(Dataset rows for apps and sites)
□ □ □ □ □ □ □

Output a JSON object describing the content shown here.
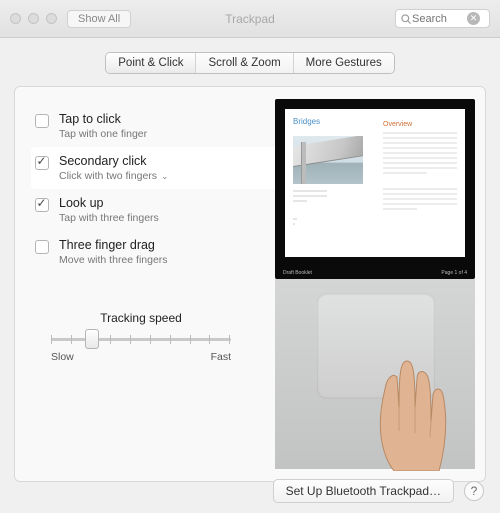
{
  "window": {
    "title": "Trackpad",
    "show_all": "Show All",
    "search_placeholder": "Search"
  },
  "tabs": {
    "t0": "Point & Click",
    "t1": "Scroll & Zoom",
    "t2": "More Gestures",
    "selected_index": 0
  },
  "options": [
    {
      "title": "Tap to click",
      "sub": "Tap with one finger",
      "checked": false,
      "selected": false,
      "has_menu": false
    },
    {
      "title": "Secondary click",
      "sub": "Click with two fingers",
      "checked": true,
      "selected": true,
      "has_menu": true
    },
    {
      "title": "Look up",
      "sub": "Tap with three fingers",
      "checked": true,
      "selected": false,
      "has_menu": false
    },
    {
      "title": "Three finger drag",
      "sub": "Move with three fingers",
      "checked": false,
      "selected": false,
      "has_menu": false
    }
  ],
  "slider": {
    "title": "Tracking speed",
    "low": "Slow",
    "high": "Fast",
    "ticks": 10,
    "position_index": 2
  },
  "preview": {
    "doc_title": "Bridges",
    "section_title": "Overview",
    "footer_left": "Draft Booklet",
    "footer_right": "Page 1 of 4"
  },
  "bottom": {
    "button": "Set Up Bluetooth Trackpad…",
    "help": "?"
  }
}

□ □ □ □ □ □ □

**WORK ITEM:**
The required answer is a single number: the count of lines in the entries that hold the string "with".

**TASK ANSWER:**
4